But of course that does not fully determine the semantics unless we specify what we mean by a state being one of the “best”. There are several options: we could say that a states is “best” if it is maximal (i.e., there is no other state that is strictly preferred) or if it is optimal (i.e., weakly preferred over all other states). Here, we take a different option and say that a state is among the “best” states if it is part of at least one so-called minimal retentive set. Defining “best” in this way leads to a weak logic for O, but we can find contexts where this weak logic is the appropriate choice.
In this talk I will (i) introduce the semantics for O based on minimal retentive sets and give an example, (ii) introduce a sound an complete axiomatization, and discuss how it differs from other axiomatizations of conditional obligations and (iii) briefly discuss the challenges encountered while defining a canonical model for this logic.

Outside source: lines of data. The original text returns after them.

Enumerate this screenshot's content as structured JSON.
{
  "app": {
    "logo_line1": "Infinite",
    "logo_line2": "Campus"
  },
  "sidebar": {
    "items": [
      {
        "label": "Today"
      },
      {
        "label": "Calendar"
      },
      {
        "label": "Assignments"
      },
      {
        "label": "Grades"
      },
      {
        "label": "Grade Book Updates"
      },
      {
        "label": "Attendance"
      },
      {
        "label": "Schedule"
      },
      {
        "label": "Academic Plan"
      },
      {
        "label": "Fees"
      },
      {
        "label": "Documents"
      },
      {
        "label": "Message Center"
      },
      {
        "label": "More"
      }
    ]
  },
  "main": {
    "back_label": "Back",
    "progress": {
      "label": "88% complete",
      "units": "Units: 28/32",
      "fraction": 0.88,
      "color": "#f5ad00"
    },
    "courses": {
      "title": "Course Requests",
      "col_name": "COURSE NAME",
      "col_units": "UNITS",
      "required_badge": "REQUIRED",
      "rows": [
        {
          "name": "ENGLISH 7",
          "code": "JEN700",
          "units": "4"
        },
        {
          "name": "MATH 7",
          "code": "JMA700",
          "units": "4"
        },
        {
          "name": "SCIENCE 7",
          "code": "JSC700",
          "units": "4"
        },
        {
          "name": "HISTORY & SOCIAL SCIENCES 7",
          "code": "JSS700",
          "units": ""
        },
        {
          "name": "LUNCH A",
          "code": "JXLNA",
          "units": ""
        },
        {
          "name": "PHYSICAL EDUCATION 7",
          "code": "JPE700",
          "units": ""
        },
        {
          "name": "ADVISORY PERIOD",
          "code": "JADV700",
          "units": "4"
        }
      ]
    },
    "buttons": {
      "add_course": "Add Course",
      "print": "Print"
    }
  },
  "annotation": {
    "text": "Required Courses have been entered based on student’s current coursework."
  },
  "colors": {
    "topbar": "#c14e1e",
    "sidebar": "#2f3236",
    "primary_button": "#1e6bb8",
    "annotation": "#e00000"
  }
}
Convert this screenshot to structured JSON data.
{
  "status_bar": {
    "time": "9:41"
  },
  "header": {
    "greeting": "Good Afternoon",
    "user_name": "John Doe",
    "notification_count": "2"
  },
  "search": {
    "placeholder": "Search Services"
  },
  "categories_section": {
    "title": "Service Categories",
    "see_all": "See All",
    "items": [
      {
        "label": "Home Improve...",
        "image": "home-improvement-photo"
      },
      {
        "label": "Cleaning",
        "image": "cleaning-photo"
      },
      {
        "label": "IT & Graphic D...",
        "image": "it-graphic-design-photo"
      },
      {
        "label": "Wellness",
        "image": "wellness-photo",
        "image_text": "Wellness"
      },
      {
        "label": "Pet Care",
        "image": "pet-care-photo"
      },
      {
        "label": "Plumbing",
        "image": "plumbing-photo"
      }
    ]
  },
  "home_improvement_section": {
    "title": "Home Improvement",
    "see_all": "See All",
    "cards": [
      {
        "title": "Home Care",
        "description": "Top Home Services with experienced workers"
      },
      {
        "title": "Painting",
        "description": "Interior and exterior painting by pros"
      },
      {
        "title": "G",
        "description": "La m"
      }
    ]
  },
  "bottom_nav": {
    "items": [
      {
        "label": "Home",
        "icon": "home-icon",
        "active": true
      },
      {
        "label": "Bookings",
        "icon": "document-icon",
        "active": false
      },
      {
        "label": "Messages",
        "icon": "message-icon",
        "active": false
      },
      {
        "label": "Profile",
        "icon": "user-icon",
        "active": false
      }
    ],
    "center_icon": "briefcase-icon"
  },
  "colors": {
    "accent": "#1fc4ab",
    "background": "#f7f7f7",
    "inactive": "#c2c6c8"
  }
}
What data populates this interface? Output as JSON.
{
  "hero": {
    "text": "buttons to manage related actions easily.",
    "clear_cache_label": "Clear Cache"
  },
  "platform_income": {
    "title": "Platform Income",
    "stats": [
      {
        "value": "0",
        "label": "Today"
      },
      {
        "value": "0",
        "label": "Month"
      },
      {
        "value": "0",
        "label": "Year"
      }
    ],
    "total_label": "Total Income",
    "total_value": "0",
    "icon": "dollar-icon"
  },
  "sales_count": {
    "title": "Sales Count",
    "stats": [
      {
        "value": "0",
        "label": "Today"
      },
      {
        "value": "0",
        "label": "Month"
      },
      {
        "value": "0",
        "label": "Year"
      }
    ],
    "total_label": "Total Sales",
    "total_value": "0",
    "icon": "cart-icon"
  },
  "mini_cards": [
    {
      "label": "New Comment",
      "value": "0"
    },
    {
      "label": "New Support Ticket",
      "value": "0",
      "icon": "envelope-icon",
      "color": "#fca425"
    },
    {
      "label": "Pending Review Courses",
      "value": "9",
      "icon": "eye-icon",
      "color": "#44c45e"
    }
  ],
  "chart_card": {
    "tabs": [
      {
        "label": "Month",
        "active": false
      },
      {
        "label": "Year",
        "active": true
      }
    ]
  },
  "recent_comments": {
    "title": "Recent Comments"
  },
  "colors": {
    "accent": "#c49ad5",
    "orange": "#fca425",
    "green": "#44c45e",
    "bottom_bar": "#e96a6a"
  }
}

Speaker #3: Karolina Krzyzanowska (ILLC, University of Amsterdam)
Title: True clauses, false connections, and the limits of pragmatic explanations.
Abstract. It is a common intuition that the antecedent of an indicative conditional should have something to do with its consequent, that they should be somehow connected. However, only very few theories of conditionals do justice to this intuition. In fact, many prominent accounts of indicative conditionals validate the Principle of Conjunctive Sufficiency that allows to infer a conditional from the truth of its antecedent and the consequent. Consequently, many odd conditionals whose antecedents and consequents are not connected at all are rendered true, or highly acceptable, on these accounts. Their proponents tend to dismiss the oddness of such conditionals as a pragmatic phenomenon, outside the scope of interest of a semanticist or a logician. This is not to say that no pragmatic explanations of the oddity of missing-link conditionals have been proposed. In my talk, I will discuss the most salient of these proposals and I will present empirical data that show how they all fail.
The talks will be followed by drinks and dinner with the speakers.
For more information about the GROLOG seminar and scheduled events, please check the GROLOG seminar webpage.